"My current work is an exploration of change, time, and process. I've always thought of glass as a matrix of the space-time-heat continuum. Its form is a record of a series of events that happened to it along its formation, like strata within the earth's crust."
R Jason Howard's current work draws on a unique combination of traditional Italian techniques and self-invented processes to create large, organic, colorful forms, that push the boundaries of what flameworked glass can do. He draws inspiration from the natural world, especially his garden, and listens closely to the organic and musical harmonies of color and the vibrations of life.

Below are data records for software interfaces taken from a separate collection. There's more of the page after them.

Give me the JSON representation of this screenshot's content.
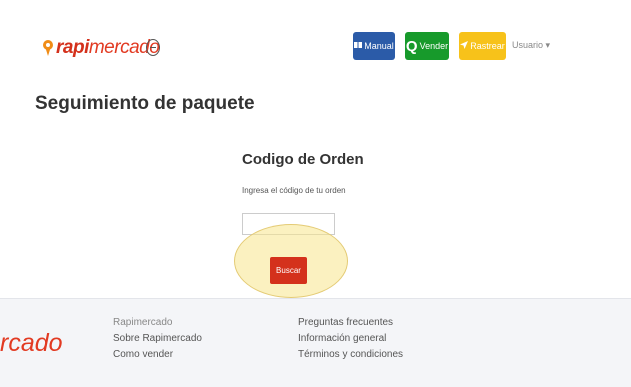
{
  "header": {
    "logo": {
      "bold": "rapi",
      "light": "mercado"
    },
    "nav": {
      "manual": "Manual",
      "vender": "Vender",
      "rastrear": "Rastrear",
      "user": "Usuario ▾"
    }
  },
  "page": {
    "title": "Seguimiento de paquete"
  },
  "form": {
    "title": "Codigo de Orden",
    "hint": "Ingresa el código de tu orden",
    "input_value": "",
    "button": "Buscar"
  },
  "footer": {
    "logo": "rcado",
    "col1": [
      "Rapimercado",
      "Sobre Rapimercado",
      "Como vender"
    ],
    "col2": [
      "Preguntas frecuentes",
      "Información general",
      "Términos y condiciones"
    ]
  },
  "colors": {
    "brand": "#d4311c",
    "manual": "#2b5ba8",
    "vender": "#179a2b",
    "rastrear": "#f7c21a",
    "highlight": "#f7e58c"
  },
  "icons": [
    "pin-icon",
    "globe-icon",
    "book-icon",
    "search-icon",
    "location-arrow-icon",
    "caret-down-icon"
  ]
}
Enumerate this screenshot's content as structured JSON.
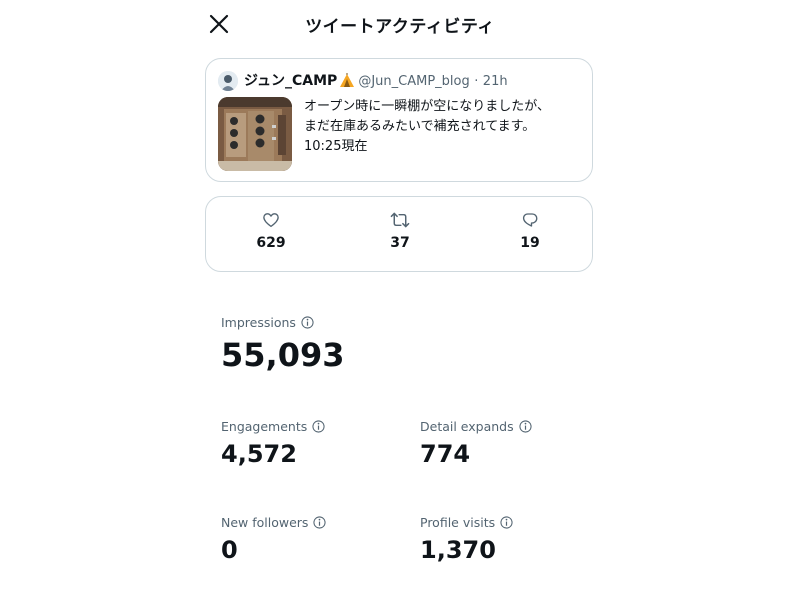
{
  "header": {
    "title": "ツイートアクティビティ",
    "close_icon": "close-icon"
  },
  "tweet": {
    "author_name": "ジュン_CAMP",
    "author_emoji_icon": "tent-icon",
    "handle": "@Jun_CAMP_blog",
    "separator": "·",
    "time": "21h",
    "text_lines": [
      "オープン時に一瞬棚が空になりましたが、",
      "まだ在庫あるみたいで補充されてます。",
      "10:25現在"
    ]
  },
  "engagement_counts": {
    "likes": {
      "icon": "heart-icon",
      "value": "629"
    },
    "retweets": {
      "icon": "retweet-icon",
      "value": "37"
    },
    "replies": {
      "icon": "reply-icon",
      "value": "19"
    }
  },
  "metrics": {
    "impressions": {
      "label": "Impressions",
      "value": "55,093"
    },
    "engagements": {
      "label": "Engagements",
      "value": "4,572"
    },
    "detail_expands": {
      "label": "Detail expands",
      "value": "774"
    },
    "new_followers": {
      "label": "New followers",
      "value": "0"
    },
    "profile_visits": {
      "label": "Profile visits",
      "value": "1,370"
    }
  },
  "colors": {
    "text_primary": "#0f1419",
    "text_secondary": "#536471",
    "border": "#cfd9de"
  }
}
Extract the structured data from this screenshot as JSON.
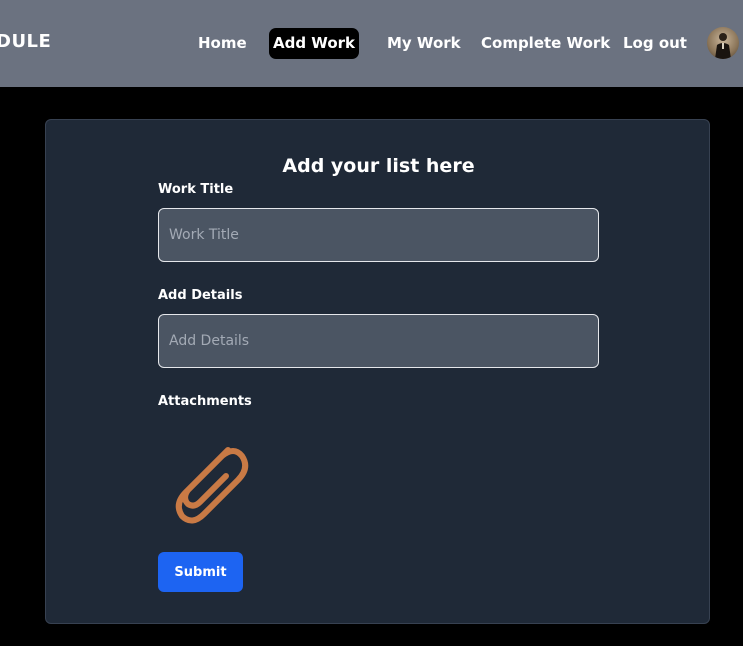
{
  "brand": {
    "text": "DULE"
  },
  "nav": {
    "items": [
      {
        "label": "Home"
      },
      {
        "label": "Add Work",
        "active": true
      },
      {
        "label": "My Work"
      },
      {
        "label": "Complete Work"
      },
      {
        "label": "Log out"
      }
    ],
    "avatar_icon": "user-avatar"
  },
  "form": {
    "title": "Add your list here",
    "work_title": {
      "label": "Work Title",
      "placeholder": "Work Title",
      "value": ""
    },
    "details": {
      "label": "Add Details",
      "placeholder": "Add Details",
      "value": ""
    },
    "attachments": {
      "label": "Attachments",
      "icon": "paperclip-icon",
      "icon_color": "#c97a45"
    },
    "submit_label": "Submit"
  },
  "colors": {
    "navbar_bg": "#6b7280",
    "page_bg": "#000000",
    "card_bg": "#1f2937",
    "input_bg": "#4b5563",
    "submit_bg": "#1d64f2",
    "active_nav_bg": "#000000"
  }
}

Howard works in a technique called flameworking, which uses a large and very hot torch powered by oxygen and propane to melt borosilicate glass, also known as "hard glass," or Pyrex. The crack-resistant property of borosilicate makes it ideal for working directly in the flame, where temperature changes are extreme. It's also ideal for complex projects with many parts, where multiple reheating cycles are needed. Not only is the glass resistant to thermal shock, but it also handles cooling down well.
Howard first began working with glass in 1997 as a senior studying ceramics at Hamilton College with glass artist Robert Palusky. Seduced by its alluring qualities of light and the sheer technical challenge, Howard's glass experimentation soon turned to obsession and total immersion. After a two-year internship as Hamilton's ceramic studio technician and a scholarship to The Studio of the Corning Museum of Glass, he began studying both off-hand glassblowing and flameworking. His work has been exhibited in national galleries and is in the permanent collection of the Philadelphia Museum of Art. He won a NICHE Award in 2009.